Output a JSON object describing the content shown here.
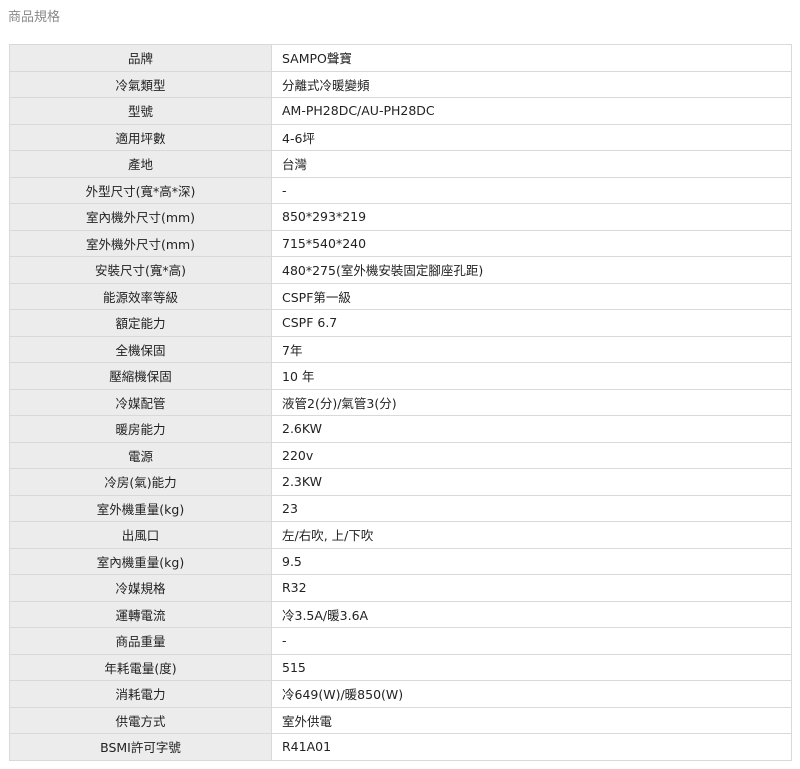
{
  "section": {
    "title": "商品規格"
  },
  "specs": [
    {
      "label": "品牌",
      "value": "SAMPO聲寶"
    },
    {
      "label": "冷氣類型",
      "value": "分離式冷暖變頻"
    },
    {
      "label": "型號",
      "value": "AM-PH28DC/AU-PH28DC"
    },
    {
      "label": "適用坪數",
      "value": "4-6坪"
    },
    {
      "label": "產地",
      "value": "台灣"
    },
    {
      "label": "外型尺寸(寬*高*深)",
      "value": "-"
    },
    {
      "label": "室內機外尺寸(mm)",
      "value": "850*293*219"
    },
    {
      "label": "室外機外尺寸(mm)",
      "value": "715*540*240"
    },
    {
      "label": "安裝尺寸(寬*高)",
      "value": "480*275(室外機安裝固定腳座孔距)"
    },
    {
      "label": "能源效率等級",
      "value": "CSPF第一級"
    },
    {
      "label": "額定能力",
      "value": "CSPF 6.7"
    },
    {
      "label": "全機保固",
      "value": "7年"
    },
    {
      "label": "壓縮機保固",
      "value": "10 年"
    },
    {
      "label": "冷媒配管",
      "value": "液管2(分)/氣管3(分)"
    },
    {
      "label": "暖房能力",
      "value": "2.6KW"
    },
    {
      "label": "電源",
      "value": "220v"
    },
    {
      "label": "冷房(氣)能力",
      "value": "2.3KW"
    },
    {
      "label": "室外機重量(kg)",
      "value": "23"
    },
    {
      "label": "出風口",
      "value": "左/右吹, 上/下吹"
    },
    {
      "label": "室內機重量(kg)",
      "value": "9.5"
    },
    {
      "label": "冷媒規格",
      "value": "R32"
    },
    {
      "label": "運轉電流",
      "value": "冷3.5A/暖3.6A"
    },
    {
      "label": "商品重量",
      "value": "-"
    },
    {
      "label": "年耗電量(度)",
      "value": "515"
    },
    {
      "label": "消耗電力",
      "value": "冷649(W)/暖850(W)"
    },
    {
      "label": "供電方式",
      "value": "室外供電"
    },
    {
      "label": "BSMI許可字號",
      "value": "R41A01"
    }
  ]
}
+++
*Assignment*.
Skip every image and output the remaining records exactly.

*Finished task*.
Output a JSON object describing the content shown here.
{
  "section": {
    "title": "商品規格"
  },
  "specs": [
    {
      "label": "品牌",
      "value": "SAMPO聲寶"
    },
    {
      "label": "冷氣類型",
      "value": "分離式冷暖變頻"
    },
    {
      "label": "型號",
      "value": "AM-PH28DC/AU-PH28DC"
    },
    {
      "label": "適用坪數",
      "value": "4-6坪"
    },
    {
      "label": "產地",
      "value": "台灣"
    },
    {
      "label": "外型尺寸(寬*高*深)",
      "value": "-"
    },
    {
      "label": "室內機外尺寸(mm)",
      "value": "850*293*219"
    },
    {
      "label": "室外機外尺寸(mm)",
      "value": "715*540*240"
    },
    {
      "label": "安裝尺寸(寬*高)",
      "value": "480*275(室外機安裝固定腳座孔距)"
    },
    {
      "label": "能源效率等級",
      "value": "CSPF第一級"
    },
    {
      "label": "額定能力",
      "value": "CSPF 6.7"
    },
    {
      "label": "全機保固",
      "value": "7年"
    },
    {
      "label": "壓縮機保固",
      "value": "10 年"
    },
    {
      "label": "冷媒配管",
      "value": "液管2(分)/氣管3(分)"
    },
    {
      "label": "暖房能力",
      "value": "2.6KW"
    },
    {
      "label": "電源",
      "value": "220v"
    },
    {
      "label": "冷房(氣)能力",
      "value": "2.3KW"
    },
    {
      "label": "室外機重量(kg)",
      "value": "23"
    },
    {
      "label": "出風口",
      "value": "左/右吹, 上/下吹"
    },
    {
      "label": "室內機重量(kg)",
      "value": "9.5"
    },
    {
      "label": "冷媒規格",
      "value": "R32"
    },
    {
      "label": "運轉電流",
      "value": "冷3.5A/暖3.6A"
    },
    {
      "label": "商品重量",
      "value": "-"
    },
    {
      "label": "年耗電量(度)",
      "value": "515"
    },
    {
      "label": "消耗電力",
      "value": "冷649(W)/暖850(W)"
    },
    {
      "label": "供電方式",
      "value": "室外供電"
    },
    {
      "label": "BSMI許可字號",
      "value": "R41A01"
    }
  ]
}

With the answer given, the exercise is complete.